PROBLEM REQUIREMENTS - Would you retype all of these records exactly?

+ + + + + + +

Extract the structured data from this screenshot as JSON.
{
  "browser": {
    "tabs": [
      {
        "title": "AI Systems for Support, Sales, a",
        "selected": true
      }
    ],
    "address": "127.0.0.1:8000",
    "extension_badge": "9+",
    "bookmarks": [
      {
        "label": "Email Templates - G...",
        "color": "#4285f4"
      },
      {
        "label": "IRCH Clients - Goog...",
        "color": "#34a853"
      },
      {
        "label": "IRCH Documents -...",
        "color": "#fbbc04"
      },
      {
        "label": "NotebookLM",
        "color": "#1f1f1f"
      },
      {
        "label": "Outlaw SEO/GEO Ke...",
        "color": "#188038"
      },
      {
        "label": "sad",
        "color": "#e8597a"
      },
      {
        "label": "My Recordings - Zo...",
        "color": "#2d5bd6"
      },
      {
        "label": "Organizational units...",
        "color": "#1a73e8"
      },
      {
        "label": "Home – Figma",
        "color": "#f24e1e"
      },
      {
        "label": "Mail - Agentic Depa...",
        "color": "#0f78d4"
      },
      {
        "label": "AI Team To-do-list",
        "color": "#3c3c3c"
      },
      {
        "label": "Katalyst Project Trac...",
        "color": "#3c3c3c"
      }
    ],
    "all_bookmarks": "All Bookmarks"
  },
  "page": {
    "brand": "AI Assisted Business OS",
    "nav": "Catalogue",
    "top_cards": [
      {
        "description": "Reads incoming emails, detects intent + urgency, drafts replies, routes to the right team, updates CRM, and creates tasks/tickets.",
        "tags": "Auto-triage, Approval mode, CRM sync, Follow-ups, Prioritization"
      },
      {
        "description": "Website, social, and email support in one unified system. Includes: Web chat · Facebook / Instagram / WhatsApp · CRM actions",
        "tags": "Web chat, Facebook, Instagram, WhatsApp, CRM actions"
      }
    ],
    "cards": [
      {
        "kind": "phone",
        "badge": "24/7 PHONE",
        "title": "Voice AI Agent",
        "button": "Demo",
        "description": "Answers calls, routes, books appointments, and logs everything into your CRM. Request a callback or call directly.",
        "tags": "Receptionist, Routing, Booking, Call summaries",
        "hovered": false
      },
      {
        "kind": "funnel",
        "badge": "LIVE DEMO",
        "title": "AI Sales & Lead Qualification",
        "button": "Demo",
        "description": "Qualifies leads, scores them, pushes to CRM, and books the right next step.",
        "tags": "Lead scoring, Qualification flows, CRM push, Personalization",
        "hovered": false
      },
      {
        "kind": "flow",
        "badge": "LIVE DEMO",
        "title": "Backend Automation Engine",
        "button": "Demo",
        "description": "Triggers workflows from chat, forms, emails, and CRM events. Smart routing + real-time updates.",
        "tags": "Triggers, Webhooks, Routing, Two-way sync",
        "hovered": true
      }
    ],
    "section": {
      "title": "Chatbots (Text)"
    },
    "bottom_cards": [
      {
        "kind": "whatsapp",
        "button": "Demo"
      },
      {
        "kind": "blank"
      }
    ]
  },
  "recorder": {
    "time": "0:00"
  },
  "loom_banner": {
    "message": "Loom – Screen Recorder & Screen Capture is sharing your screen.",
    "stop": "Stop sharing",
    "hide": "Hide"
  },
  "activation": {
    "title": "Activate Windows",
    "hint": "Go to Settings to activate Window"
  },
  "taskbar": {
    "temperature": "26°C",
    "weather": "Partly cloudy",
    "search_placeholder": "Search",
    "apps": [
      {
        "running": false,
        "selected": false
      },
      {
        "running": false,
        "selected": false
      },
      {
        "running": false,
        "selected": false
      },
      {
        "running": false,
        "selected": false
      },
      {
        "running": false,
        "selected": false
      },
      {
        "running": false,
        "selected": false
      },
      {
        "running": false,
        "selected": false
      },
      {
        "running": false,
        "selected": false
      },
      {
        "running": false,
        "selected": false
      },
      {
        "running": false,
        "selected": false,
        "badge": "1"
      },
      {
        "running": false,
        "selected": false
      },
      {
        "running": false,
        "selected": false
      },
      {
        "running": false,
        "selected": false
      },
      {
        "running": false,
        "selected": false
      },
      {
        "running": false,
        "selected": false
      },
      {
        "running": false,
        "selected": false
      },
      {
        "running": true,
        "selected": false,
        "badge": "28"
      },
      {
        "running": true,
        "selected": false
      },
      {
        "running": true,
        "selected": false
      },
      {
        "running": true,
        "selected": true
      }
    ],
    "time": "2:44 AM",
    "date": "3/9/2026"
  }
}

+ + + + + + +

RESPONSE AREA -
Extract the structured data from this screenshot as JSON.
{
  "browser": {
    "tabs": [
      {
        "title": "AI Systems for Support, Sales, a",
        "selected": true
      }
    ],
    "address": "127.0.0.1:8000",
    "extension_badge": "9+",
    "bookmarks": [
      {
        "label": "Email Templates - G...",
        "color": "#4285f4"
      },
      {
        "label": "IRCH Clients - Goog...",
        "color": "#34a853"
      },
      {
        "label": "IRCH Documents -...",
        "color": "#fbbc04"
      },
      {
        "label": "NotebookLM",
        "color": "#1f1f1f"
      },
      {
        "label": "Outlaw SEO/GEO Ke...",
        "color": "#188038"
      },
      {
        "label": "sad",
        "color": "#e8597a"
      },
      {
        "label": "My Recordings - Zo...",
        "color": "#2d5bd6"
      },
      {
        "label": "Organizational units...",
        "color": "#1a73e8"
      },
      {
        "label": "Home – Figma",
        "color": "#f24e1e"
      },
      {
        "label": "Mail - Agentic Depa...",
        "color": "#0f78d4"
      },
      {
        "label": "AI Team To-do-list",
        "color": "#3c3c3c"
      },
      {
        "label": "Katalyst Project Trac...",
        "color": "#3c3c3c"
      }
    ],
    "all_bookmarks": "All Bookmarks"
  },
  "page": {
    "brand": "AI Assisted Business OS",
    "nav": "Catalogue",
    "top_cards": [
      {
        "description": "Reads incoming emails, detects intent + urgency, drafts replies, routes to the right team, updates CRM, and creates tasks/tickets.",
        "tags": "Auto-triage, Approval mode, CRM sync, Follow-ups, Prioritization"
      },
      {
        "description": "Website, social, and email support in one unified system. Includes: Web chat · Facebook / Instagram / WhatsApp · CRM actions",
        "tags": "Web chat, Facebook, Instagram, WhatsApp, CRM actions"
      }
    ],
    "cards": [
      {
        "kind": "phone",
        "badge": "24/7 PHONE",
        "title": "Voice AI Agent",
        "button": "Demo",
        "description": "Answers calls, routes, books appointments, and logs everything into your CRM. Request a callback or call directly.",
        "tags": "Receptionist, Routing, Booking, Call summaries",
        "hovered": false
      },
      {
        "kind": "funnel",
        "badge": "LIVE DEMO",
        "title": "AI Sales & Lead Qualification",
        "button": "Demo",
        "description": "Qualifies leads, scores them, pushes to CRM, and books the right next step.",
        "tags": "Lead scoring, Qualification flows, CRM push, Personalization",
        "hovered": false
      },
      {
        "kind": "flow",
        "badge": "LIVE DEMO",
        "title": "Backend Automation Engine",
        "button": "Demo",
        "description": "Triggers workflows from chat, forms, emails, and CRM events. Smart routing + real-time updates.",
        "tags": "Triggers, Webhooks, Routing, Two-way sync",
        "hovered": true
      }
    ],
    "section": {
      "title": "Chatbots (Text)"
    },
    "bottom_cards": [
      {
        "kind": "whatsapp",
        "button": "Demo"
      },
      {
        "kind": "blank"
      }
    ]
  },
  "recorder": {
    "time": "0:00"
  },
  "loom_banner": {
    "message": "Loom – Screen Recorder & Screen Capture is sharing your screen.",
    "stop": "Stop sharing",
    "hide": "Hide"
  },
  "activation": {
    "title": "Activate Windows",
    "hint": "Go to Settings to activate Window"
  },
  "taskbar": {
    "temperature": "26°C",
    "weather": "Partly cloudy",
    "search_placeholder": "Search",
    "apps": [
      {
        "running": false,
        "selected": false
      },
      {
        "running": false,
        "selected": false
      },
      {
        "running": false,
        "selected": false
      },
      {
        "running": false,
        "selected": false
      },
      {
        "running": false,
        "selected": false
      },
      {
        "running": false,
        "selected": false
      },
      {
        "running": false,
        "selected": false
      },
      {
        "running": false,
        "selected": false
      },
      {
        "running": false,
        "selected": false
      },
      {
        "running": false,
        "selected": false,
        "badge": "1"
      },
      {
        "running": false,
        "selected": false
      },
      {
        "running": false,
        "selected": false
      },
      {
        "running": false,
        "selected": false
      },
      {
        "running": false,
        "selected": false
      },
      {
        "running": false,
        "selected": false
      },
      {
        "running": false,
        "selected": false
      },
      {
        "running": true,
        "selected": false,
        "badge": "28"
      },
      {
        "running": true,
        "selected": false
      },
      {
        "running": true,
        "selected": false
      },
      {
        "running": true,
        "selected": true
      }
    ],
    "time": "2:44 AM",
    "date": "3/9/2026"
  }
}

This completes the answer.